Records drawn from a dataset ▸
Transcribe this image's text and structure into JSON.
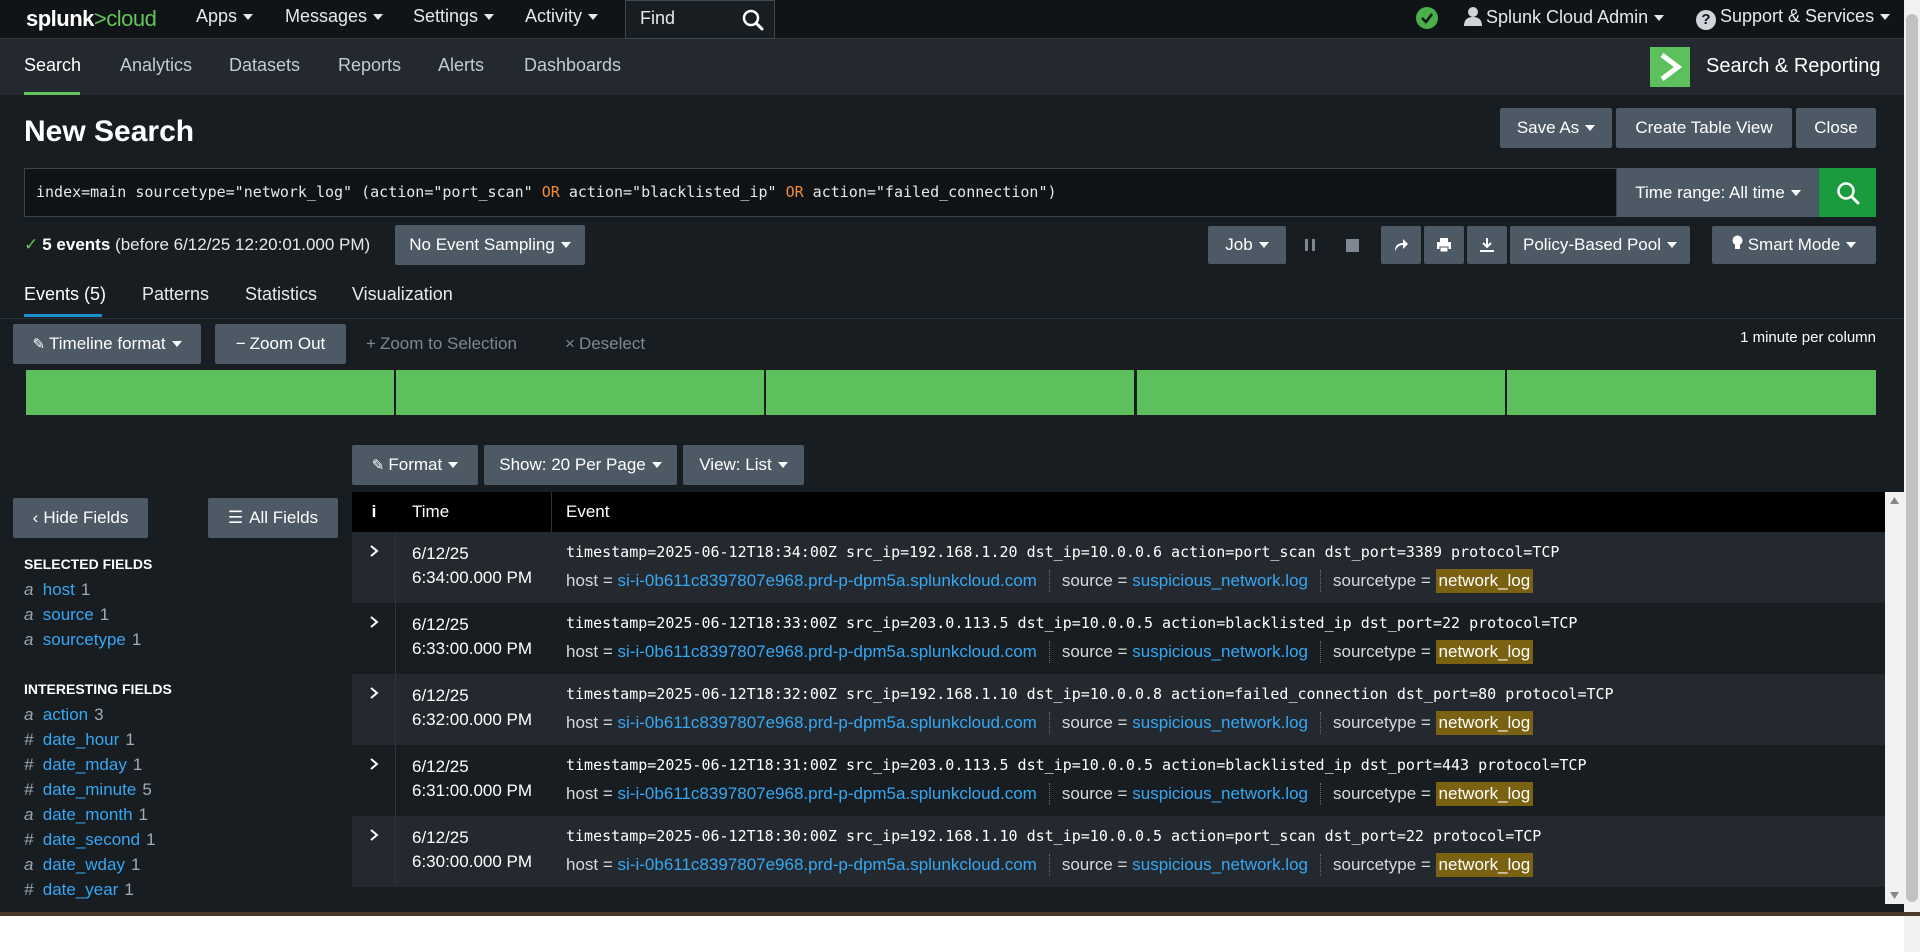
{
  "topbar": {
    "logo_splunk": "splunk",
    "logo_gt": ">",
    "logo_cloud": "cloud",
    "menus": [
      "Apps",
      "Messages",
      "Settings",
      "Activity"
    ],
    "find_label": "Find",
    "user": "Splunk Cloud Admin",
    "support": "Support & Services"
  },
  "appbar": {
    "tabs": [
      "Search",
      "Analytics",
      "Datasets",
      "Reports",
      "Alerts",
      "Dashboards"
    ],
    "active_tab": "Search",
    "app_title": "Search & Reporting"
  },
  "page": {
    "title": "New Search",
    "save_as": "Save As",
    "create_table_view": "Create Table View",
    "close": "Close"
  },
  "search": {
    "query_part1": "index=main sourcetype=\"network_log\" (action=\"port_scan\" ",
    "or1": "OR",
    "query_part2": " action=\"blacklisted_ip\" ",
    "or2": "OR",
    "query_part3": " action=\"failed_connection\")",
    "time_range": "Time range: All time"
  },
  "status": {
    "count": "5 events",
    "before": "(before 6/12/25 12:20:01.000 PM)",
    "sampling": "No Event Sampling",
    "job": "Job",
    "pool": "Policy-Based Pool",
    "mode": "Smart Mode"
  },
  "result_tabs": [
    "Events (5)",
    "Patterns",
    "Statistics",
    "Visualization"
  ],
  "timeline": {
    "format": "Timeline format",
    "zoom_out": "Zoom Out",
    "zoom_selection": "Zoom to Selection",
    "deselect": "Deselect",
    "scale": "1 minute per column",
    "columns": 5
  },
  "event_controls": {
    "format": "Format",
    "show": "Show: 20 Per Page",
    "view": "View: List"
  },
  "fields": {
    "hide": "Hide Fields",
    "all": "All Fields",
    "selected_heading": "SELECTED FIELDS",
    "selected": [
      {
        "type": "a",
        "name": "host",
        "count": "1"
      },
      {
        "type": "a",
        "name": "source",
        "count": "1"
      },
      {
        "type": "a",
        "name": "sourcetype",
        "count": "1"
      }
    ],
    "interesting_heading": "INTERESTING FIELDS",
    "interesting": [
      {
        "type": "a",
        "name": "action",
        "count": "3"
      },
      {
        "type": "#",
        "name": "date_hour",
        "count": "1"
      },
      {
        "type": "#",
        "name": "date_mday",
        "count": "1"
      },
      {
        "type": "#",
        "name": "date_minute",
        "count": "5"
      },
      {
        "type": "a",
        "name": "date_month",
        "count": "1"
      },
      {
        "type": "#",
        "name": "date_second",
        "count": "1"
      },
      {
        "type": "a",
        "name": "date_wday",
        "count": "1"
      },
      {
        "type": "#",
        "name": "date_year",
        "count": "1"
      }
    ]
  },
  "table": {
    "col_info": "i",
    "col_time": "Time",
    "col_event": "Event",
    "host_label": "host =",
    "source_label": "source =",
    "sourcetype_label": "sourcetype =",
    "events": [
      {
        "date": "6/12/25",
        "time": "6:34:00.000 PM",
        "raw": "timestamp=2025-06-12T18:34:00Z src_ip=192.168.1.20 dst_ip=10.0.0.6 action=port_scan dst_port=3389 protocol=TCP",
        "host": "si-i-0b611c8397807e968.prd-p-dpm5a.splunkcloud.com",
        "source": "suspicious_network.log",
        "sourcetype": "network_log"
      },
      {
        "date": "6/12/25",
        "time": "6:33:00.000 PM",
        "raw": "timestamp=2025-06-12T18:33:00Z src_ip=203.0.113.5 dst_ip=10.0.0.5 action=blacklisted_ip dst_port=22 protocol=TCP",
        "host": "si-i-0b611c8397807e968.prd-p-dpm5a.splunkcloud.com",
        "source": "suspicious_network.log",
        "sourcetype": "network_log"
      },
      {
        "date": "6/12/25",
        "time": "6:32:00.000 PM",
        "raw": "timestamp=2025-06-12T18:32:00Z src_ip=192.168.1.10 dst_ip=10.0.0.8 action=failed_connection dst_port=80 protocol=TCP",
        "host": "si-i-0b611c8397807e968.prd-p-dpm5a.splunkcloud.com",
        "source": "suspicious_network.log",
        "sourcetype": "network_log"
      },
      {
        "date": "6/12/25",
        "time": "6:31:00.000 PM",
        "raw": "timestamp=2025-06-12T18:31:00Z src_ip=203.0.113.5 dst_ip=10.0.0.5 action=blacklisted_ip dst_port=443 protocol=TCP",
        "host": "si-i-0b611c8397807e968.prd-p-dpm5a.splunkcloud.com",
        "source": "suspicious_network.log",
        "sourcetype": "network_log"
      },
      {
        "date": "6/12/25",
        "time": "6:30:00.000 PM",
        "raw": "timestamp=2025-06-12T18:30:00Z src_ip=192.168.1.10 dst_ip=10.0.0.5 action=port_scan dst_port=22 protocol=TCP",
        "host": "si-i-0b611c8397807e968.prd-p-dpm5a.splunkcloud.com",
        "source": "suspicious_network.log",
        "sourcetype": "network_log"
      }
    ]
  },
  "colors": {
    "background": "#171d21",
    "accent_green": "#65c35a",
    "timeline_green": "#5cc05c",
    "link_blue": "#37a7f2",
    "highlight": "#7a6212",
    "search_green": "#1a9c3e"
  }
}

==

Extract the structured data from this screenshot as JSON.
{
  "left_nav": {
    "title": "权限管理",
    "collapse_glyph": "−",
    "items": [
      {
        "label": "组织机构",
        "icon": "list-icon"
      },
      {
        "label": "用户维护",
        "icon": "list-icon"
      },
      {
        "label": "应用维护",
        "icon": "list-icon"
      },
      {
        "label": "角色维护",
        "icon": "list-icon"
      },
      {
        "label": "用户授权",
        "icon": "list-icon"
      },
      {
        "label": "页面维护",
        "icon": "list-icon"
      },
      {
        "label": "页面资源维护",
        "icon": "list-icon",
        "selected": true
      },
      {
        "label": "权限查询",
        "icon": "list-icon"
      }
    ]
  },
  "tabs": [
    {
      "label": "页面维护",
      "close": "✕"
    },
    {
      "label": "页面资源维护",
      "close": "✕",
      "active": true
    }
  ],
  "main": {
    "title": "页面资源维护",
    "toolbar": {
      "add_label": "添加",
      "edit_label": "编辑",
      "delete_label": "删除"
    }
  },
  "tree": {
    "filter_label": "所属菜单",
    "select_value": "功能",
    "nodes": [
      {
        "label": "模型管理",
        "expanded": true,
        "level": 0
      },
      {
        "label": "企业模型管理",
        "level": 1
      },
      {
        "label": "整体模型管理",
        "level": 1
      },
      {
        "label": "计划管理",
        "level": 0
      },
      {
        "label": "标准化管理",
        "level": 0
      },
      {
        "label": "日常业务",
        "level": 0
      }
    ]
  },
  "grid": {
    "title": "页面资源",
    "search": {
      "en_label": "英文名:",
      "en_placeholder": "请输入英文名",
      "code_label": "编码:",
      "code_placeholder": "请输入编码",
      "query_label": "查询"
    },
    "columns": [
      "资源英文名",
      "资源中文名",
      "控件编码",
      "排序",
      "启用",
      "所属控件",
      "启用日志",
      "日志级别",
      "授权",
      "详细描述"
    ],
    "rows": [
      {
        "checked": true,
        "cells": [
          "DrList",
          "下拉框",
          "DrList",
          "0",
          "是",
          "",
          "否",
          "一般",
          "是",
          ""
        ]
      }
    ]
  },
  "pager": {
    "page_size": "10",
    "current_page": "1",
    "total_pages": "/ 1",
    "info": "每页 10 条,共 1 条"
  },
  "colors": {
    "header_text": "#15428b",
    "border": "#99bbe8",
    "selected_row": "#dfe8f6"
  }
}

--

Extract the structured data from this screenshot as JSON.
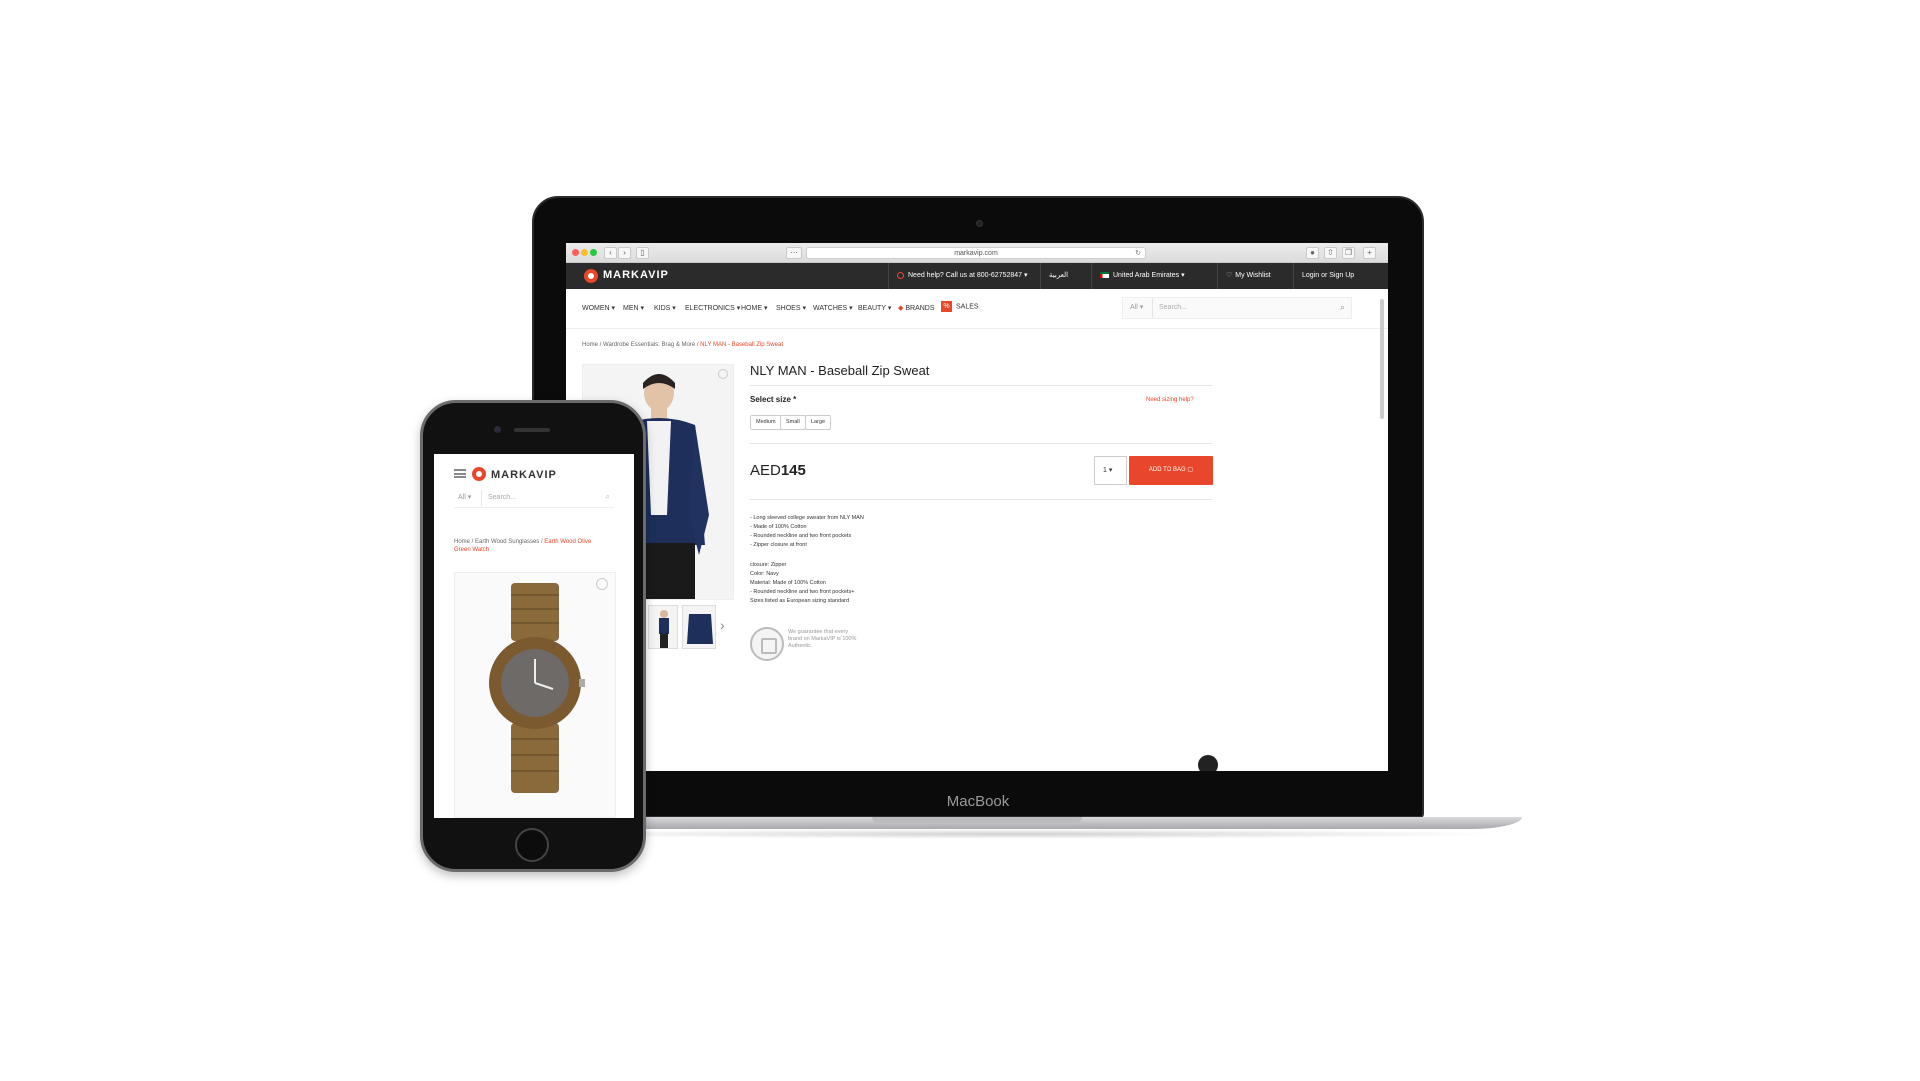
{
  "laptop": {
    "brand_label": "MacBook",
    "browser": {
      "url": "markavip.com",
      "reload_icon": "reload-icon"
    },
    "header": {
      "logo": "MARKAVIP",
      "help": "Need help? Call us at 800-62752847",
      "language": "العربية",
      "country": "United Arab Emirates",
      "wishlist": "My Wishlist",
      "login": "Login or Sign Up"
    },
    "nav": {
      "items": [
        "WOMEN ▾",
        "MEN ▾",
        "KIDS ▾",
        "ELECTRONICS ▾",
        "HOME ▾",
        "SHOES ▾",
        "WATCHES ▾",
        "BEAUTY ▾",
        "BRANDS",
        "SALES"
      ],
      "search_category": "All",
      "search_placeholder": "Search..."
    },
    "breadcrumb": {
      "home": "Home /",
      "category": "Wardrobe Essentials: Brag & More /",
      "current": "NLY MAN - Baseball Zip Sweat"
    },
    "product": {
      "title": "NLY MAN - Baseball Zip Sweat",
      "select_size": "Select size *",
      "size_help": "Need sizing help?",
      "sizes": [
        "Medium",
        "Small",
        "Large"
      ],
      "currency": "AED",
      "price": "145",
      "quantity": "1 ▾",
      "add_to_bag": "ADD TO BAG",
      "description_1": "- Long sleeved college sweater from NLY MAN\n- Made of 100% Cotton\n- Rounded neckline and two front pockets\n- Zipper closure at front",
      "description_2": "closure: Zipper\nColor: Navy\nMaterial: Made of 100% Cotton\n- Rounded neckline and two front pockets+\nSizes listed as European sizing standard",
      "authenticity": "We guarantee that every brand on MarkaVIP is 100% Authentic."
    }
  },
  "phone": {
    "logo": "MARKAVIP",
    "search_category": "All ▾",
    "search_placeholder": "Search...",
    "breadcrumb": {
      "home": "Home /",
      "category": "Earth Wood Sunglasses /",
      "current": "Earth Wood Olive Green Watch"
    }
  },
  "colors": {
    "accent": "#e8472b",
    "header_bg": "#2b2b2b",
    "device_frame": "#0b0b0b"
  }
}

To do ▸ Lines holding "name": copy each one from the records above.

Written response ▸
        "name": "host",
        "name": "source",
        "name": "sourcetype",
        "name": "action",
        "name": "date_hour",
        "name": "date_mday",
        "name": "date_minute",
        "name": "date_month",
        "name": "date_second",
        "name": "date_wday",
        "name": "date_year",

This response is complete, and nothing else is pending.